U.S. District Court Judge David Edelstein today denied a request by the International Business Machines Corp. that he disqualify himself from presiding over the massive Justice Department anti-trust case against the computer gaint.

On July 19, IBM stunned participants in the decade-long case by accusing the 70 year old judge of showing "bias and prejudice" throughout the case, which has been at the trial stage since May 1975.

But today, in his 33 page decision on IBM's motion, Edelstein said the company's allegations -- which were supported with 2,000 pages of documentation -- "demonstrate no personal extra-judicial bias or prejudice on the part of this court."

Edelstein borrowed fellow U.S. District Court Judge John Sirica's words from his denial of a similar motion against him in the U.S. vs Mitchell case, when he said: "Defendants' best effort consists of alleging a battery of facts from which it is hoped one would infer some bias favorable to the prosecution. Even then, defendants have cited nothing to suggest that any such bias, which the court assures them does not exist, is personal."

IBM had charged that Edelstein, who is hearing the trial without a jury, has demonstrated "a personal bias and prejudice against defendant (IBM) and in favor of plaintiff (U.S)" during his seven years as presiding judge over the case.
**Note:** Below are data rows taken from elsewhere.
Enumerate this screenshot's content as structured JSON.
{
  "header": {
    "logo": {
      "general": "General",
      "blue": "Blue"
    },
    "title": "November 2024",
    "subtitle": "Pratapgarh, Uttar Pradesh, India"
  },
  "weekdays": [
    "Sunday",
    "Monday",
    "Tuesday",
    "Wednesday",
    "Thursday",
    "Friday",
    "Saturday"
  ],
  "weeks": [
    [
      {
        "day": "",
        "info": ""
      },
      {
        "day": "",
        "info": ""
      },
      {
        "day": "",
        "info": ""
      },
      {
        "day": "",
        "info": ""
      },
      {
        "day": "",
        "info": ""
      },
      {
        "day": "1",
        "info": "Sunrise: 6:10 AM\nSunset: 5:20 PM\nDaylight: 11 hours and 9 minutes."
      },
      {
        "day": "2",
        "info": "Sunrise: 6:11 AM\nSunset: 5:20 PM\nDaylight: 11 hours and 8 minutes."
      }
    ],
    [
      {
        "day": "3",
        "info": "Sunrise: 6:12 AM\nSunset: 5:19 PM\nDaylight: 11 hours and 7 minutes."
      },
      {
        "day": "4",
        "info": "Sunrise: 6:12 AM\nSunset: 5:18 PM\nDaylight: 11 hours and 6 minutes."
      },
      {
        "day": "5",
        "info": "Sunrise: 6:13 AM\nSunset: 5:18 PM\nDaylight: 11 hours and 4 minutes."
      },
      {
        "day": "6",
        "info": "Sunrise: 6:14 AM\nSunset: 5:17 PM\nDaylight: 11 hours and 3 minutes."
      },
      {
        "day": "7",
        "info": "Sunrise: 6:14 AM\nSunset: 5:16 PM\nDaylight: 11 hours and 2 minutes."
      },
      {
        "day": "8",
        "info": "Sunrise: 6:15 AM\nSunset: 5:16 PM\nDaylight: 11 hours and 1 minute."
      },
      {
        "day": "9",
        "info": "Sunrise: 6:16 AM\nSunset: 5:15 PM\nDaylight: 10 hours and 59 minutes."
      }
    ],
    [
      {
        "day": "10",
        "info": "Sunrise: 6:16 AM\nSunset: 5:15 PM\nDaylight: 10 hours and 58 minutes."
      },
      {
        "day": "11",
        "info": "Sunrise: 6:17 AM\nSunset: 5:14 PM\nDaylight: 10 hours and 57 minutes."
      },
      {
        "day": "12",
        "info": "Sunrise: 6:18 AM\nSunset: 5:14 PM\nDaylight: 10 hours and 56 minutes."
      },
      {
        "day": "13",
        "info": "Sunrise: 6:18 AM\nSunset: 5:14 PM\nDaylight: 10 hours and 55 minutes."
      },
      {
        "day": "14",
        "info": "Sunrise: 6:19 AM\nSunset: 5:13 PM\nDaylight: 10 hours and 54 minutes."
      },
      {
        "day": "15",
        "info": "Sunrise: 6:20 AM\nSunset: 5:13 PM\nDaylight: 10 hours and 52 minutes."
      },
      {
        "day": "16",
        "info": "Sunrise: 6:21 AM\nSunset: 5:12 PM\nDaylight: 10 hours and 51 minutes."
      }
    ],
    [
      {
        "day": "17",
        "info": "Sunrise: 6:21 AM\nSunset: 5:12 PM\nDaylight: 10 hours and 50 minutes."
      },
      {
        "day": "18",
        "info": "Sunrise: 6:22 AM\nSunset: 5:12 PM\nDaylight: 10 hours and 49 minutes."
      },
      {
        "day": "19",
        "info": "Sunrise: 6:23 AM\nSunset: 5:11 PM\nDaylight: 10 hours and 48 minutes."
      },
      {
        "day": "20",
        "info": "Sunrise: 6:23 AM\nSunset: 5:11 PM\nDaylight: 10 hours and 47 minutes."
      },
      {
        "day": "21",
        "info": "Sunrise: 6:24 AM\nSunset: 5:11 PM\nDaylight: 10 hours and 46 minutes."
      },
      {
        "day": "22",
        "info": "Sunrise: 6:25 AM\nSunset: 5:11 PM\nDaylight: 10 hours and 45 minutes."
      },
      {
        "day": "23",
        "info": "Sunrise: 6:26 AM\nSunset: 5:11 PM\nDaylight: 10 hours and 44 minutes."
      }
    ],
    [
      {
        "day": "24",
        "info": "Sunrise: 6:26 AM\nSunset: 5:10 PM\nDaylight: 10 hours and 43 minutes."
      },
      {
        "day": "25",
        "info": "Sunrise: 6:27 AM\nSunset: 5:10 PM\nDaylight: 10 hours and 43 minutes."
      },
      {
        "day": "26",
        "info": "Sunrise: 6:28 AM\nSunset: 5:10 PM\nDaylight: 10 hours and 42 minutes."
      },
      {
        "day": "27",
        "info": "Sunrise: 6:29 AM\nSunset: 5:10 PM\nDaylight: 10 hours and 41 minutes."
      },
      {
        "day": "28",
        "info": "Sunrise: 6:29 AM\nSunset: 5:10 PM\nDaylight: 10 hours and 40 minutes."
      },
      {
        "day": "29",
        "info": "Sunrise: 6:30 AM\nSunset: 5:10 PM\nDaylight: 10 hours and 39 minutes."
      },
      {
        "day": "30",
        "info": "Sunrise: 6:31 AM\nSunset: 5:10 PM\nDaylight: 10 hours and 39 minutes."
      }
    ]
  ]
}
Addressing the question of why it had waited seven years to accuse the judge of prejudice -- an unprecedented amount of time -- IBM stated in an affidavit that "what in the past we saw as extremely vexatious and wrong-headed actions by Chief Justice Edelstein may now, we believe, be seen as strong indications of bias and prejudice."

The IBM motion for disqualification was supported by an affidavit signed by five prestigious IBM directors who are lawyers, former Transportation secretary William Coleman Jr., former Housing and Urban Development secretary Carla Hills, former Pennsylvania governor, congressman and U.S. ambassador to the United Nations William Scranton, Du pont co. chair- man Irving Shapiro (a former Justice Department antitrust attorney along with Edelstein) and former U.S. ambassador to France John Irwin II.

But Edelstein was not swayed by IBM's arguments, which cited the fact that a disproportionate number of his courtroom decisions went against the company and for the government, and that he constantly had berated IBM's attorneys and witnesses in court.

"What IBM fails to note is that IBM itself was responsible for raising the overwhelming majority of objections at trial," Edelstein said in his ruling. "The fact that IBM lost a majority of its objections and motions indicates not bias of the judge but rather lack of merit to the objections and motions."

"More important, IBM's claim of bias upon the court's adverse ruling is legally insufficient," he added.

As for the charge that he was hostile to IBM attorneys and witnesses, Edelstein said, "Even if IBM's allegations with respect ot the court's treatment of witnesses were true, the court finds them legally insufficient to support a claim of bias.

"IBM has made no showing that the court's treatment of witnesses stems from an extrajudicial source rather than from its duty to protect the record from distortion and obfuscation," he said.

The IBM case is one of the most controversial in the Justice Department's history of antitrust enforcement. During the decade since the company was charged with unfair practices in the computer business, that industry has changed dramatically, with hundreds of new firms entering the market.

There have been indications from government attorneys and from high Justice Department officials that the case should be settled. It already has filled 90,000 pages of transcript and spanned 612 days in court.

IBM today declined to comment on the latest ruling. But legal experts say it is likely the company will appeal the action to the U.S. Court of Appeals, an action likely to tie up the case even longer. It already has been suspended for several weeks while Edelstein considered the removal motion.